Data extracted from a collection
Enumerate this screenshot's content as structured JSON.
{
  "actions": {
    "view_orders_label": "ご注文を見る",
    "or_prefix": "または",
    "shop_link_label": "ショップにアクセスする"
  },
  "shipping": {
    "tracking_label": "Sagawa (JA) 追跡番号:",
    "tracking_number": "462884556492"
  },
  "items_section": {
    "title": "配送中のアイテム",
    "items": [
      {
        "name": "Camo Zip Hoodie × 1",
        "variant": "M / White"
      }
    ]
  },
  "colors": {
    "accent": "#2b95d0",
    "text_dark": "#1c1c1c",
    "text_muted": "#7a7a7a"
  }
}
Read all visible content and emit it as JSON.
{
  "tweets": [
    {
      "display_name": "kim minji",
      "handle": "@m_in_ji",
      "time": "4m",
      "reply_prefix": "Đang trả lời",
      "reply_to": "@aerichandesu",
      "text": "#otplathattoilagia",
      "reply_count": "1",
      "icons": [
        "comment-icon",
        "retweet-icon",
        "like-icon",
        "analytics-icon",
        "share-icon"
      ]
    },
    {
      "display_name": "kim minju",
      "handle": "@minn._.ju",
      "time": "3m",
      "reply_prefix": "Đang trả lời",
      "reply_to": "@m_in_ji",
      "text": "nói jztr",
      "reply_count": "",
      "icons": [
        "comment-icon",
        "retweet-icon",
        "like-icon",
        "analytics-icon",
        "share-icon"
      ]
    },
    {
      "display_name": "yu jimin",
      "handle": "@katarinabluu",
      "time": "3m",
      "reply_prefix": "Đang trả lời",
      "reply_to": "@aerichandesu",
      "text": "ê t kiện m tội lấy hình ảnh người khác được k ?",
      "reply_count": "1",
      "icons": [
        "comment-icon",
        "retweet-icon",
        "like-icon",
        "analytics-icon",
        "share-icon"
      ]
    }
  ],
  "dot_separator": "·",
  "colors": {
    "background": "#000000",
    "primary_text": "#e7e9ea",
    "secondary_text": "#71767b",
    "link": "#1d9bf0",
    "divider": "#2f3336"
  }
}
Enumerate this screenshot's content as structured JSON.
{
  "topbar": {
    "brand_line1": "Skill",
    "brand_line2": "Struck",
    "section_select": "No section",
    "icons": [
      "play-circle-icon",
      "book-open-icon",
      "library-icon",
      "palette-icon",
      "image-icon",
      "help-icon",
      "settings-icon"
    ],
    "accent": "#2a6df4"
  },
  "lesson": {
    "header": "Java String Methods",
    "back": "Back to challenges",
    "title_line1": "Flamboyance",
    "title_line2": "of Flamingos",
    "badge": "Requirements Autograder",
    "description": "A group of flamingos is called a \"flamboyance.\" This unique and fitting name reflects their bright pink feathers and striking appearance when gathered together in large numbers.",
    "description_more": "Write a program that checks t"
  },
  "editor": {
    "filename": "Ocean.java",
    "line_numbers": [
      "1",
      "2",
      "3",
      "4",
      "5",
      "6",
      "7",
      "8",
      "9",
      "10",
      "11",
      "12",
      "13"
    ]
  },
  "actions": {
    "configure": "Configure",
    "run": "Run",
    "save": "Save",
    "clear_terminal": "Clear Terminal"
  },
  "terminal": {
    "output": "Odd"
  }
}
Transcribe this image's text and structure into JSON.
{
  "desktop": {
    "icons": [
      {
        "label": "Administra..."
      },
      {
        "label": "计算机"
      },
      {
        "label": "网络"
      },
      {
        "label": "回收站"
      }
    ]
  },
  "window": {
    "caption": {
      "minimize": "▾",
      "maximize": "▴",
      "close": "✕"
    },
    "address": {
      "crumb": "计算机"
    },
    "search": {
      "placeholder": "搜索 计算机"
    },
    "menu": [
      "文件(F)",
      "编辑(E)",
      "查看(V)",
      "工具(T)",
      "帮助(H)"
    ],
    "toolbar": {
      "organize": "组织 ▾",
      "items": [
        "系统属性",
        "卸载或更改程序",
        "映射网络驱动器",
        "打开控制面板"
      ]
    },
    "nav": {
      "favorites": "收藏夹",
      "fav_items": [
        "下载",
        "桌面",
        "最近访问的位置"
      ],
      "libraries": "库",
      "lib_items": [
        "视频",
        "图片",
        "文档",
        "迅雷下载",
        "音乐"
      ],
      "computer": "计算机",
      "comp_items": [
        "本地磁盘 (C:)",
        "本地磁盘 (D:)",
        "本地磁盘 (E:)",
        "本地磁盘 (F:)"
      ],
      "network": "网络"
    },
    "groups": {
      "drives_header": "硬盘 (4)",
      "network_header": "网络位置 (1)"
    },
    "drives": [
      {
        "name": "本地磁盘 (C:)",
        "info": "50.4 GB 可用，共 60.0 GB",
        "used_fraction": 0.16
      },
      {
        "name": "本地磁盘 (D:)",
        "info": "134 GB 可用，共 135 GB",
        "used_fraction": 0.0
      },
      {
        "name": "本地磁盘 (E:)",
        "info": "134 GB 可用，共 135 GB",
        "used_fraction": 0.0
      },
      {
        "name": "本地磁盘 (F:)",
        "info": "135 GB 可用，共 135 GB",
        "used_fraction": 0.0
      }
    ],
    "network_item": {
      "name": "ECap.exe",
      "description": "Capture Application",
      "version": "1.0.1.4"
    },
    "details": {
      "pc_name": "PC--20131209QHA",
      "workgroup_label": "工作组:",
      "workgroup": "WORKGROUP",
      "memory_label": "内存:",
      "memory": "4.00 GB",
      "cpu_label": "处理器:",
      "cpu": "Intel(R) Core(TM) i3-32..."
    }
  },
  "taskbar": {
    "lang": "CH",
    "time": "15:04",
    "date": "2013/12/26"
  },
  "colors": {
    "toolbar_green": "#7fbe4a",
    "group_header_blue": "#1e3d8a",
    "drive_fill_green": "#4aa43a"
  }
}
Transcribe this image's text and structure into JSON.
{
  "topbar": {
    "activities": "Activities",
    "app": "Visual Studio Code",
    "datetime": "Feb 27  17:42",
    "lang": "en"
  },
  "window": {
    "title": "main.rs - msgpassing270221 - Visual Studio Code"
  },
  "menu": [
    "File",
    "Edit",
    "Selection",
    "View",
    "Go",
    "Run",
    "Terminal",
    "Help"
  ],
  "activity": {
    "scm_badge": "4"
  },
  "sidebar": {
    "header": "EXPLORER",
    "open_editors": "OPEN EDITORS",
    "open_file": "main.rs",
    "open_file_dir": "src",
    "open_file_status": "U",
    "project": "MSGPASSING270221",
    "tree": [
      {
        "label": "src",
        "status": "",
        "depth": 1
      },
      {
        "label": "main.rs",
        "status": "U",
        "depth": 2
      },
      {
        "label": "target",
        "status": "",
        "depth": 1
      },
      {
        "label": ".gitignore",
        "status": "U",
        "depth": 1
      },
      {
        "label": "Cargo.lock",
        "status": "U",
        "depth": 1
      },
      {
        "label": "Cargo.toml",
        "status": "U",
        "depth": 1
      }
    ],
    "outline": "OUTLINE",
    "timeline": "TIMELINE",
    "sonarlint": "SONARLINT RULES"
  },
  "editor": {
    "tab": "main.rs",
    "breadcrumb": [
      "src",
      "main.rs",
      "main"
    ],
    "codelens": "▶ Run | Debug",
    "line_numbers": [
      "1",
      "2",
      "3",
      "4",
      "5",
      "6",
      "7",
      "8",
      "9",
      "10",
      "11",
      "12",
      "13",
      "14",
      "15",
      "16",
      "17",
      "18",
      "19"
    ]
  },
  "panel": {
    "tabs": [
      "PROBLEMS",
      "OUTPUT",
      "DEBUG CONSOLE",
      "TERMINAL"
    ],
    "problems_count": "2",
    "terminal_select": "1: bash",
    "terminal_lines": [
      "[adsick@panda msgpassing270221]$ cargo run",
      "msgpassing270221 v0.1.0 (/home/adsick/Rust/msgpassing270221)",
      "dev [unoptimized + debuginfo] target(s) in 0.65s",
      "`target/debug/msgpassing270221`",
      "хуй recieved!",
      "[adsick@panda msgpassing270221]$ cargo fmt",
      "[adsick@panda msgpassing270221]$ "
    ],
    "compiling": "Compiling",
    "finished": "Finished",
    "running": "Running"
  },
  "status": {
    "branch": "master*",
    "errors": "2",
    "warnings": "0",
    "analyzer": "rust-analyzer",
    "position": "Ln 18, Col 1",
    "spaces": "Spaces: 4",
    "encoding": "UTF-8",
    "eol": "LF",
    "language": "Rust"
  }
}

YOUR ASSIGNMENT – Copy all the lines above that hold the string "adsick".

REPLY –
      "[adsick@panda msgpassing270221]$ cargo run",
      "msgpassing270221 v0.1.0 (/home/adsick/Rust/msgpassing270221)",
      "[adsick@panda msgpassing270221]$ cargo fmt",
      "[adsick@panda msgpassing270221]$ "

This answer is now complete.